Describing documents and profiles with single terms has several drawbacks. The same concept can usually be described with several words (synonymy) which means that profiles and document will need to contain exactly the same terms in order to be matched. The words “car” and “vehicle” for example can be used to refer to the same type of information. Conversely, many words have more than one distinct meaning (polysemy). A profile containing the term “mouse” for example will produce a match with documents that also contain this term, regardless of whether it was used in the context of computers or

animals.
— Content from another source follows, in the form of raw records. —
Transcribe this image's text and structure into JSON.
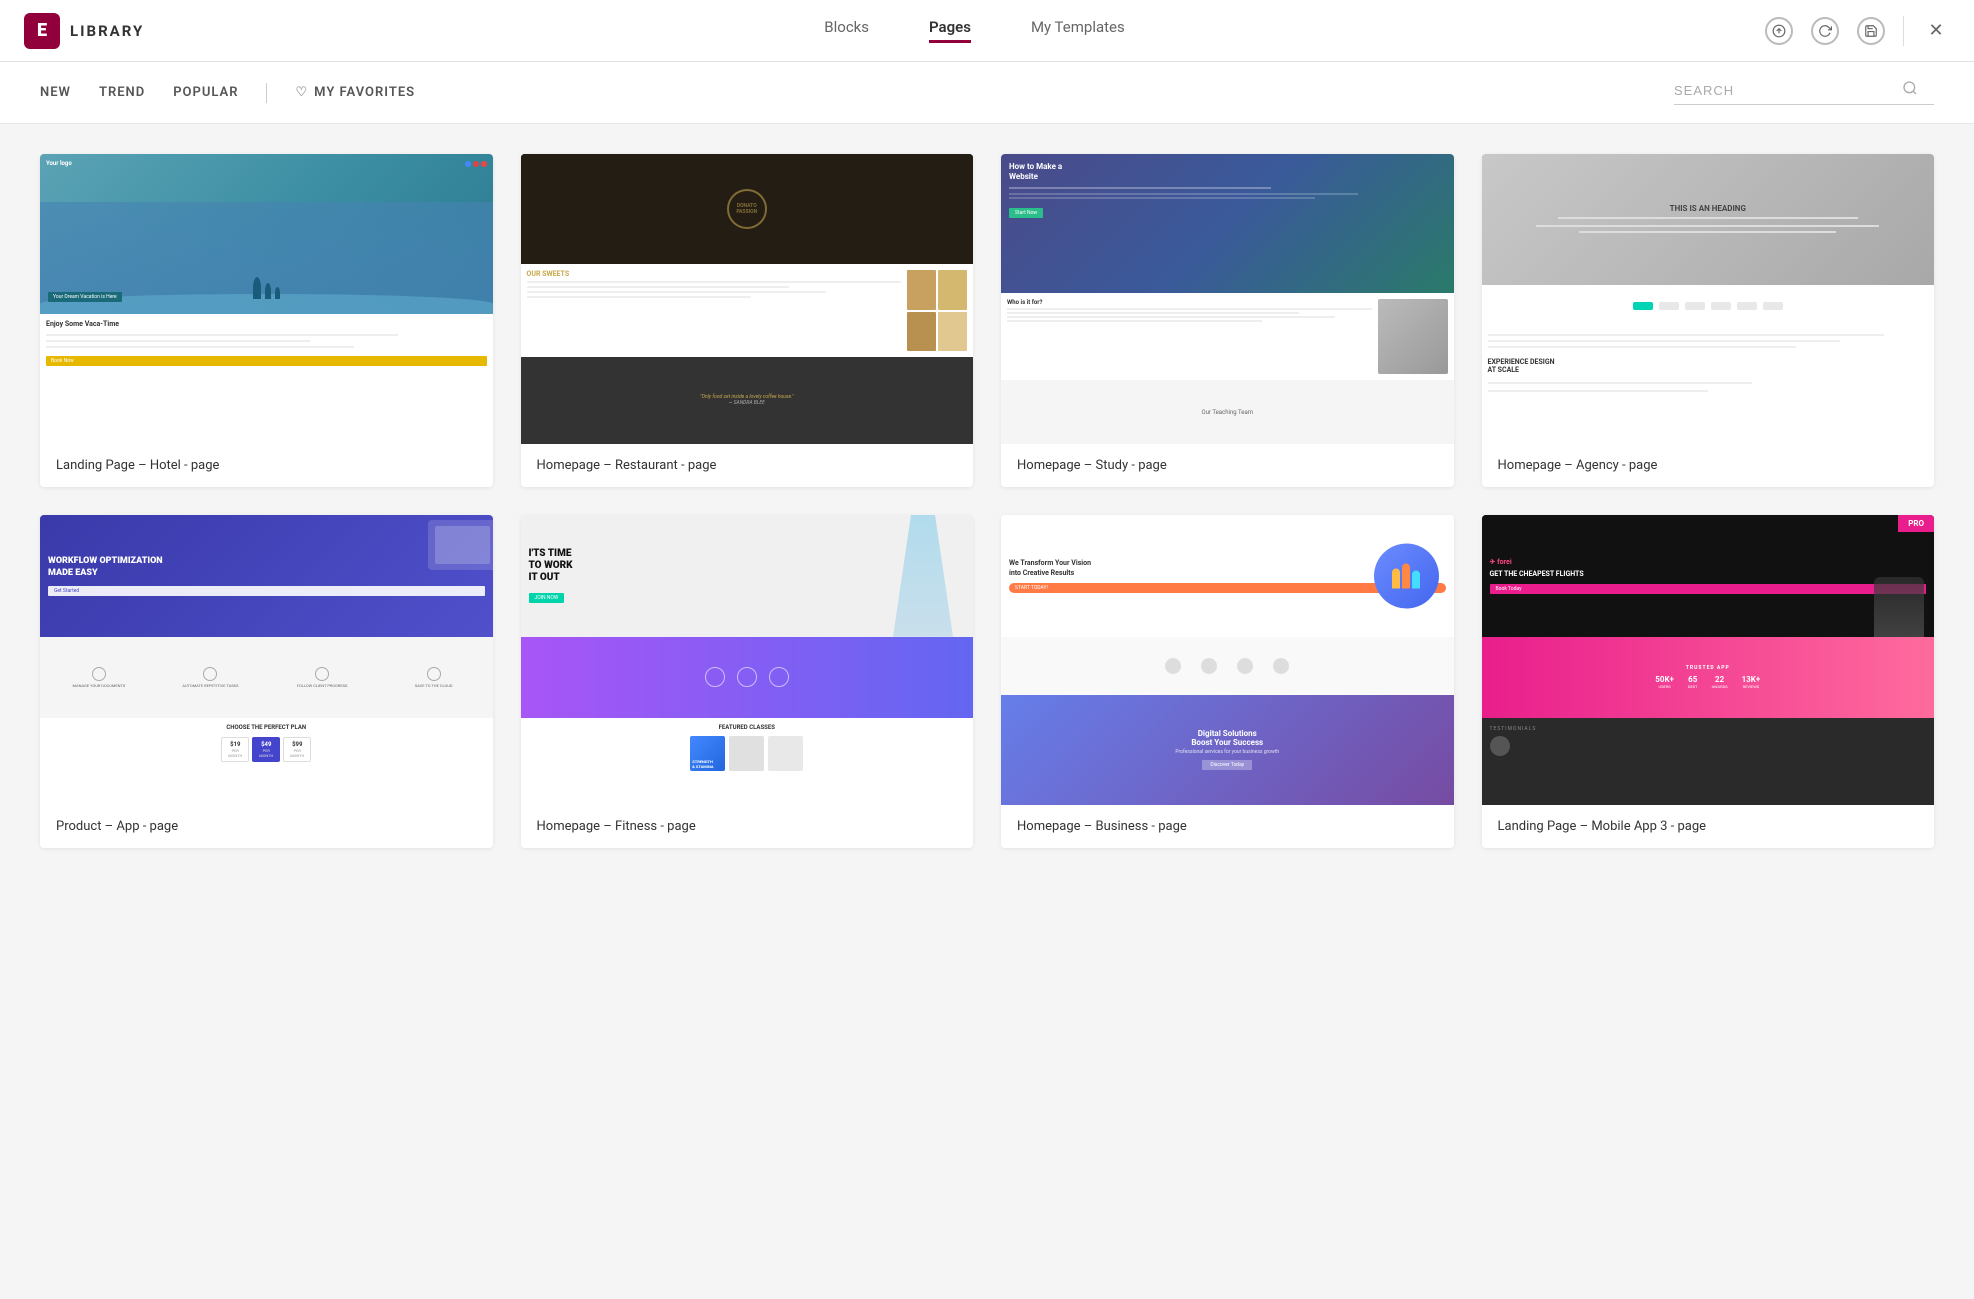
{
  "header": {
    "logo_letter": "E",
    "logo_text": "LIBRARY",
    "tabs": [
      {
        "id": "blocks",
        "label": "Blocks",
        "active": false
      },
      {
        "id": "pages",
        "label": "Pages",
        "active": true
      },
      {
        "id": "my-templates",
        "label": "My Templates",
        "active": false
      }
    ],
    "actions": {
      "upload_label": "↑",
      "refresh_label": "↺",
      "save_label": "⬜",
      "close_label": "✕"
    }
  },
  "filter_bar": {
    "items": [
      {
        "id": "new",
        "label": "NEW",
        "active": false
      },
      {
        "id": "trend",
        "label": "TREND",
        "active": false
      },
      {
        "id": "popular",
        "label": "POPULAR",
        "active": false
      }
    ],
    "favorites_label": "MY FAVORITES",
    "search_placeholder": "SEARCH"
  },
  "cards": [
    {
      "id": "hotel",
      "label": "Landing Page – Hotel - page",
      "preview_type": "hotel"
    },
    {
      "id": "restaurant",
      "label": "Homepage – Restaurant - page",
      "preview_type": "restaurant"
    },
    {
      "id": "study",
      "label": "Homepage – Study - page",
      "preview_type": "study"
    },
    {
      "id": "agency",
      "label": "Homepage – Agency - page",
      "preview_type": "agency"
    },
    {
      "id": "app",
      "label": "Product – App - page",
      "preview_type": "app"
    },
    {
      "id": "fitness",
      "label": "Homepage – Fitness - page",
      "preview_type": "fitness"
    },
    {
      "id": "business",
      "label": "Homepage – Business - page",
      "preview_type": "business"
    },
    {
      "id": "mobile",
      "label": "Landing Page – Mobile App 3 - page",
      "preview_type": "mobile",
      "pro": true
    }
  ],
  "colors": {
    "accent": "#92003b",
    "active_tab_underline": "#92003b"
  }
}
**Latent semantic indexing** (LSI) is an extension of the vector space model that tries to overcome these deficiencies by incorporating semantic information. Latent semantic indexing starts with the construction of a term-document matrix in which each entry indicates the number of occurrences of a specific term in a specific document. This matrix is decomposed into three matrices by a process called singular value decomposition (SVD). These new matrices represent documents and terms as vectors of factor values that capture the pattern of term usage among documents. By reducing the number of factor values the underlying semantic structure is revealed while irrelevant noise is filtered out.

Note that Latent semantic indexing does not attempt to interpret the meaning of the factors but merely uses them to represent documents and vectors. A mathematical description of the LSI method is given below.

Schematic of the matrix _{}

From the complete collection of documents a term-document matrix *X* is formed with *t* rows (one for every term that appears in the set of documents) and *d* columns (one for every document in the set). A SVD of matrix *A* results into the product of three matrices:

_{}.

These three matrices consist of a *t x m* matrix *U* that contains the term vectors, an *m x m* diagonal matrix *S* of positive singular values, and a *d x m* matrix *V* that contains the document vectors. The singular values in *S* are then sorted by magnitude and only the *k* largest singular values are kept in *S* while the others are set to zero. Value *k* is determined via experimentation. The matrices *U* and *V* are also altered such that only the corresponding *k* columns in *U* and *V* remain. With these matrices a new matrix _{} can be computed that approximates the original matrix *X*.

The result of the SVD can be interpreted geometrically as a *k* dimensional space where the rows of *U* and *V* are taken as coordinates of points that represent terms and documents respectively. When the axes are rescaled with the associated diagonal values of *S* the cosine or dot product between any two points in the *k* space can be determined. The matrix _{} for example contains the dot products between every term:

_{}

The dot products between all the documents are given by the following matrix:

_{}

The major advantage of LSI is the fact that terms in documents and profiles can be very different but still produce a match based on the semantic relation. A disadvantage is the computational complexity of the matrix computations which could reduce run-time performance to an unacceptable level.